As many computer gamers know, virtual reality is a three-dimensional picture, projected inside special googles. It can fool your brain into thinking the computer world is the real world. But If you try to touch it, it’s not there. Now Canadian researchers say it may be possible to create a physical virtual reality using tiny drones. VOA’s George Putic reports.

Video New American Indian Village Takes Visitors Back in Time

There is precious little opportunity to experience what life was like in the United States before its colonization by European settlers. Now, an American Indian village built in a park outside Washington is taking visitors back in time to experience the way of life of America's indigenous people. Carol Pearson narrates this report from VOA's June Soh.

Video Even With Hometown Liberated, Yazidi Refugees Fear Return

While the northern Iraqi town of Sinjar has been liberated from Islamic State forces, it's not clear whether Yazidi residents who fled the militants will now return home. VOA’s Mahmut Bozarslan talked with Yazidis, a religious and ethnic minority, at a Turkish refugee camp in Diyarbakır. Robert Raffaele narrates his report.

Video Nairobi Tailors Make Pope Francis’ Vestments

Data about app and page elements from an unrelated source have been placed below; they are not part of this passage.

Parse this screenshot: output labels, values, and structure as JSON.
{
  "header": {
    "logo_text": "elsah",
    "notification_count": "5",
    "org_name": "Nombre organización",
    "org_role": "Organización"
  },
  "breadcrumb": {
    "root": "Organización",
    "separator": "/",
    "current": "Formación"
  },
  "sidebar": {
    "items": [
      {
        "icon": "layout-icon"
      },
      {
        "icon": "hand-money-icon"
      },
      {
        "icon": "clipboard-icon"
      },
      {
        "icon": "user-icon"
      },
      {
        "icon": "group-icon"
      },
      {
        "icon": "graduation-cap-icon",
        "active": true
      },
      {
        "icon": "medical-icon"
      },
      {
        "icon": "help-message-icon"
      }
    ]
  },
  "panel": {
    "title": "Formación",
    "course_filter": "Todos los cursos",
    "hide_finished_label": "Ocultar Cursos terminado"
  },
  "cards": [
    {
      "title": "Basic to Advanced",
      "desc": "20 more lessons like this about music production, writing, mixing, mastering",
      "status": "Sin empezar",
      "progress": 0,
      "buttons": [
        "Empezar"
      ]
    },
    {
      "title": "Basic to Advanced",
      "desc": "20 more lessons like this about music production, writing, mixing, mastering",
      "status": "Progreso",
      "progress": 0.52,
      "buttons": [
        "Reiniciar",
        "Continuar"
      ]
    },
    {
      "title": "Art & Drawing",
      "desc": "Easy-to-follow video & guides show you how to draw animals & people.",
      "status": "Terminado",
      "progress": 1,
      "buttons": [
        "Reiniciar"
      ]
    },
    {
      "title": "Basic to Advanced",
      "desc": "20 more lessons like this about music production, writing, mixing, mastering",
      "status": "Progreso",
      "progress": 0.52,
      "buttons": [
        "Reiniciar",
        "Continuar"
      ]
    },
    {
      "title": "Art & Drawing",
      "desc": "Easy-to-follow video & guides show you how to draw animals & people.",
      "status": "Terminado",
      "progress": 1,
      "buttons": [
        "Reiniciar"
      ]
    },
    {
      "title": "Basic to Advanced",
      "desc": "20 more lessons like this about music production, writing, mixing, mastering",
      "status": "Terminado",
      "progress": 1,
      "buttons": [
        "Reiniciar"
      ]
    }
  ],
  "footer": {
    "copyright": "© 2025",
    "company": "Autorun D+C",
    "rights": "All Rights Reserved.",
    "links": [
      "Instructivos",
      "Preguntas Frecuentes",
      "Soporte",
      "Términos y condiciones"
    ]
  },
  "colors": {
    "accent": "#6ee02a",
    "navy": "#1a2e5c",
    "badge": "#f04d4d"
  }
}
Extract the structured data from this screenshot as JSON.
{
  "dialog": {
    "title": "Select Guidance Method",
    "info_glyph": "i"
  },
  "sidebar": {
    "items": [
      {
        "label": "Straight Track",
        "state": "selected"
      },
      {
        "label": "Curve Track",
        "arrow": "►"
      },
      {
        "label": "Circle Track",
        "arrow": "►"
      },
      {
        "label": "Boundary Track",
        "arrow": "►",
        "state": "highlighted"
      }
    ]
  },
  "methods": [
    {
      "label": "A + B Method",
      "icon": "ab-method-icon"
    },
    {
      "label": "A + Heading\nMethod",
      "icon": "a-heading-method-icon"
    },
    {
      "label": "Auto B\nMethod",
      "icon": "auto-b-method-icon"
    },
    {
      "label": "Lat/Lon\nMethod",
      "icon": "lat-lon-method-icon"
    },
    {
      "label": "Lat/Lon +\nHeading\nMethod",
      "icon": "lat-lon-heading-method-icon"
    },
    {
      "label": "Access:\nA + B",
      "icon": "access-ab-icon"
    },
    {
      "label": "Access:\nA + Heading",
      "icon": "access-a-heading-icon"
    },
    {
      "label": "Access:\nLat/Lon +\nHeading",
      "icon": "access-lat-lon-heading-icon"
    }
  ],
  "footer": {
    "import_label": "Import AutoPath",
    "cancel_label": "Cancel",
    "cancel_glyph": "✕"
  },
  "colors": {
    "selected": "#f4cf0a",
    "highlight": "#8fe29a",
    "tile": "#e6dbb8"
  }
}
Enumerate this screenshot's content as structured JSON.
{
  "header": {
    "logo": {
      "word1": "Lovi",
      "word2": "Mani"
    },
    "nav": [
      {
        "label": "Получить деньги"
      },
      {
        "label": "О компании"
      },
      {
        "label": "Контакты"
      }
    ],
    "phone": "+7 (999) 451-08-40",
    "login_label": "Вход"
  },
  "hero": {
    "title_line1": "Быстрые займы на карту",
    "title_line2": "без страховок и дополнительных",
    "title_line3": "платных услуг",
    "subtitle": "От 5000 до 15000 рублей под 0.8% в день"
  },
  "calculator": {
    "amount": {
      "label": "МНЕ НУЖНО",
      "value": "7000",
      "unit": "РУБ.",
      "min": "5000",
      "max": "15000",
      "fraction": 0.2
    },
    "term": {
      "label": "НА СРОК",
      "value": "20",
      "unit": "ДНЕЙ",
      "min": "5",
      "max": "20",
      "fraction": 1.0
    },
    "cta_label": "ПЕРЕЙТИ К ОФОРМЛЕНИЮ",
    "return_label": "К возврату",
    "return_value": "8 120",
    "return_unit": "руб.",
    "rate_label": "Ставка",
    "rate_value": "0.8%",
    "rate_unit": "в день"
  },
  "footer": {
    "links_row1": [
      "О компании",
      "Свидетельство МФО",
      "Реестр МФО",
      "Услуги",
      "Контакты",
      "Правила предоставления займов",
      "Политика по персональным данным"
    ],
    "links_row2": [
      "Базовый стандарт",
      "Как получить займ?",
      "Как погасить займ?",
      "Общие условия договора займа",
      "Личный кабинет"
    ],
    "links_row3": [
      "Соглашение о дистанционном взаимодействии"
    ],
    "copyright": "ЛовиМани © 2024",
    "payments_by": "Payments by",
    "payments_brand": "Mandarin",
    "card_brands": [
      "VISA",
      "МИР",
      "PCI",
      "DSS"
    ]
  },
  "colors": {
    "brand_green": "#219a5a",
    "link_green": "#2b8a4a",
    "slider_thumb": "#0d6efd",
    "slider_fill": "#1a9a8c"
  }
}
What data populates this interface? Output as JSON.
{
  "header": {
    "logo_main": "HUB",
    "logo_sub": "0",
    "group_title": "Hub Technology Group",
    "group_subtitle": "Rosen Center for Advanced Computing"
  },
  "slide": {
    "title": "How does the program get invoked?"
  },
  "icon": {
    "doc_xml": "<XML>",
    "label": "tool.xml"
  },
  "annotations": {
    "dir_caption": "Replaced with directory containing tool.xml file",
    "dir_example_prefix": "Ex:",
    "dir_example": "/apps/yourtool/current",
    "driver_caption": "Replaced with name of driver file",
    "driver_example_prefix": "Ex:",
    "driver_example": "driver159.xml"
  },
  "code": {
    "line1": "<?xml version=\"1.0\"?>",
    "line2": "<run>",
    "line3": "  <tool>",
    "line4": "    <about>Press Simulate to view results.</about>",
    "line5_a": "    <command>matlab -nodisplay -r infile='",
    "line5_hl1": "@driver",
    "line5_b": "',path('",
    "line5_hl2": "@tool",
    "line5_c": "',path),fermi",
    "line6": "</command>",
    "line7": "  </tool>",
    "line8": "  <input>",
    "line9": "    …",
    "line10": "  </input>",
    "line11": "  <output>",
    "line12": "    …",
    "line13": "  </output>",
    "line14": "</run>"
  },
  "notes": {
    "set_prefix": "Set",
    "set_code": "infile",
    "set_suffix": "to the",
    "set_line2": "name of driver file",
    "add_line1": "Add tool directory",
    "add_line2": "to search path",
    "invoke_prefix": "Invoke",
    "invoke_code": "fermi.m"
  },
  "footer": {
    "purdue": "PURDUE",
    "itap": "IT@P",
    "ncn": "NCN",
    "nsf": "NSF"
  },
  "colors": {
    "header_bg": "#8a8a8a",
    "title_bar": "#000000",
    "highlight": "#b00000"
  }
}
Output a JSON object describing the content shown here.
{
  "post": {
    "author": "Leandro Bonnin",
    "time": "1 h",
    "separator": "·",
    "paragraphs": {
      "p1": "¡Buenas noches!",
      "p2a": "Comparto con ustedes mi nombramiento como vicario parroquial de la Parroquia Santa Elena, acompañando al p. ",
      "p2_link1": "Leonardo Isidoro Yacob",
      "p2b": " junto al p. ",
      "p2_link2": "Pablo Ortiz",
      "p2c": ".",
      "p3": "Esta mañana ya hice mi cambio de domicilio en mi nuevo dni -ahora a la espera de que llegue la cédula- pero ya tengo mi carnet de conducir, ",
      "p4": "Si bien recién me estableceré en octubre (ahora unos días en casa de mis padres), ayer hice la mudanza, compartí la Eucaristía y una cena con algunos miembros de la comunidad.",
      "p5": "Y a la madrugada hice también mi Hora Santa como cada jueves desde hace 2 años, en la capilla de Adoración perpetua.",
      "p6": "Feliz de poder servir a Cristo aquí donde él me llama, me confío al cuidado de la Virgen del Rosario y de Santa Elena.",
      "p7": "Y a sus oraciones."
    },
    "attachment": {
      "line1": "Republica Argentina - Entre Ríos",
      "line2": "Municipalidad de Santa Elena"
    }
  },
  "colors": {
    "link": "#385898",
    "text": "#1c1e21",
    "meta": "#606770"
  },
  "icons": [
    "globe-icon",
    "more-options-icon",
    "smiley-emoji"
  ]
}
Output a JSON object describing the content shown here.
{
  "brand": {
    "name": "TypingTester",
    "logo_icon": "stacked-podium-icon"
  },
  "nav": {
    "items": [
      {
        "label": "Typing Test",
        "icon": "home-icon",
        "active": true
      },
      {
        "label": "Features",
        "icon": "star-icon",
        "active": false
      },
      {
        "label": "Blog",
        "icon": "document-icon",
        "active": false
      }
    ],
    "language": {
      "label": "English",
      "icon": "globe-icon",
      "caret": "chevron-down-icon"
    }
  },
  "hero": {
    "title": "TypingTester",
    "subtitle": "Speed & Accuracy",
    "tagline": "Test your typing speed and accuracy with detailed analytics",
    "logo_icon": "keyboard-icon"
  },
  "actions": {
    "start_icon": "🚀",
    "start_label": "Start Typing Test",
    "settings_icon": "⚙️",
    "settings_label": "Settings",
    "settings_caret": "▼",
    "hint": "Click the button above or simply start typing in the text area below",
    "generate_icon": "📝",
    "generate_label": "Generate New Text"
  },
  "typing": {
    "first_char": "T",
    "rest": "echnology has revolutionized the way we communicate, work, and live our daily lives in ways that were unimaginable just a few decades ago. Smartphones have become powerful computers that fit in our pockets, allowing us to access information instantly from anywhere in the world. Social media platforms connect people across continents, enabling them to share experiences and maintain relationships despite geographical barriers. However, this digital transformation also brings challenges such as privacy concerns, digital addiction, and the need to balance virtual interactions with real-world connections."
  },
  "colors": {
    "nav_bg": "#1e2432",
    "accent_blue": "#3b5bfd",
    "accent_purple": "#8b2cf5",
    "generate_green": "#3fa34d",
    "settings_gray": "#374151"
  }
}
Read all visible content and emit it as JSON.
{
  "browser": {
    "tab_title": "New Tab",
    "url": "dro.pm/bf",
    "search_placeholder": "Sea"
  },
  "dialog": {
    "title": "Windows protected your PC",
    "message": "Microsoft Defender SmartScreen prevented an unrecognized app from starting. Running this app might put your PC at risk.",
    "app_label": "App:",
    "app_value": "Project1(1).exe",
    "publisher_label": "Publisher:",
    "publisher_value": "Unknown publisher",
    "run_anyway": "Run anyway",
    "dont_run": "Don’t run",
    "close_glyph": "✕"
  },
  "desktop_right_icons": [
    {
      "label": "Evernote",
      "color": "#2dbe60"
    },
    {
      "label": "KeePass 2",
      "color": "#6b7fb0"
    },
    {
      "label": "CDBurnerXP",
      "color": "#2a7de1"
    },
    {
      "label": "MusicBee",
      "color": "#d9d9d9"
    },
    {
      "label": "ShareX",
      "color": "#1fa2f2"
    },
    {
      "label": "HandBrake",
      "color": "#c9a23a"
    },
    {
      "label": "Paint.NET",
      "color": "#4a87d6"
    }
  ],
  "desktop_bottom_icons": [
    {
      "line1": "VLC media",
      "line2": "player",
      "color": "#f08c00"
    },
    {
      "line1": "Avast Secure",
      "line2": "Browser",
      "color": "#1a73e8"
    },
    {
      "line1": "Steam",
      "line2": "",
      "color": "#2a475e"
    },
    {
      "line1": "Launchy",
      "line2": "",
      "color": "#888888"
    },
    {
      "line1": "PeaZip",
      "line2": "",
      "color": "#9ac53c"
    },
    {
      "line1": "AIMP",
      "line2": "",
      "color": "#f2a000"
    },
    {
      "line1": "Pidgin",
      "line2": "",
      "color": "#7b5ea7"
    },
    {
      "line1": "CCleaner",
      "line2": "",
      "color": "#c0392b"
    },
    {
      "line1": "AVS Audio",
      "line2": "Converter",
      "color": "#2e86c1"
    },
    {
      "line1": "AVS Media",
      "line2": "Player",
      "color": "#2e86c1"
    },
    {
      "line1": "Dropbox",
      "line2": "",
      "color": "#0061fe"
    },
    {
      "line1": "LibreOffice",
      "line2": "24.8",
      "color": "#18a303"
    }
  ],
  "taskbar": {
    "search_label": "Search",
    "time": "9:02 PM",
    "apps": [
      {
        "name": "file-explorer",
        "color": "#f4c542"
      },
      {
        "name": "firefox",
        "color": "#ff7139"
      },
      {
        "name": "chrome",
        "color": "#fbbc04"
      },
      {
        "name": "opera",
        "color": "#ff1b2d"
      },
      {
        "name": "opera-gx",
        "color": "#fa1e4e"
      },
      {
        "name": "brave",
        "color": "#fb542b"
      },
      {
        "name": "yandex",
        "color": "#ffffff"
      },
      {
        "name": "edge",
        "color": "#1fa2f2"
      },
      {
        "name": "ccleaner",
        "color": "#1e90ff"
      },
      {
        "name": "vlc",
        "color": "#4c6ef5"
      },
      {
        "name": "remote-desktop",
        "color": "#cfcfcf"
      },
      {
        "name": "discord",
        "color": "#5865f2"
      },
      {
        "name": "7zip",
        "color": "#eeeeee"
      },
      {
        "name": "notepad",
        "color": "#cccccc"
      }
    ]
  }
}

To ensure the pope is properly attired during his visit, the Kenya Conference of Catholic Bishops asked the Dolly Craft Sewing Project in the Nairobi slum of Kangemi to make the pope's vestments, the garments he will wear during the various ceremonies. Jill Craig reports.

Video Cross-Border Terrorism Puts Europe’s Passport-Free Travel in Doubt

The fallout from the Islamic State terror attacks in Paris has put the future of Europe’s passport-free travel area, known as the "Schengen Zone," in doubt. Several of the perpetrators were known to intelligence agencies, but were not intercepted. Henry Ridgwell reports from London European ministers are to hold an emergency meeting Friday in Brussels to look at ways of improving security.

Video El Niño Brings Unexpected Fish From Mexico to California

Fish in an unexpected spectrum of sizes, shapes and colors are moving north, through El Niño's warm currents from Mexican waters to the Pacific Ocean off California’s coast. El Nino is the periodic warming of the eastern and central Pacific Ocean. As Faiza Elmasry tells us, this phenomenon thrills scientists and gives anglers the chance of a once-in-a-lifetime big catch. Faith Lapidus narrates.

Video Terrorism in Many Forms Continues to Plague Africa

While the world's attention is on Paris in the wake of Friday night's deadly attacks, terrorism from various sides remains a looming threat in many African countries. Nigerian cities have been targeted this week by attacks many believe were staged by the violent Islamist group Boko Haram. In addition, residents in many regions are forced to flee their homes as they are terrorized by armed militias. Zlatica Hoke reports.

Video Study: Underage Marriage Rate Higher for Females in Pakistan

While attitudes about the societal role of females in Pakistan are evolving, research by child advocacy group Plan International suggests that underage marriage of girls remains a particularly big issue in the country. VOA’s Ayesha Tanzeem reports how such marriages leads to further social problems.

VOA Blogs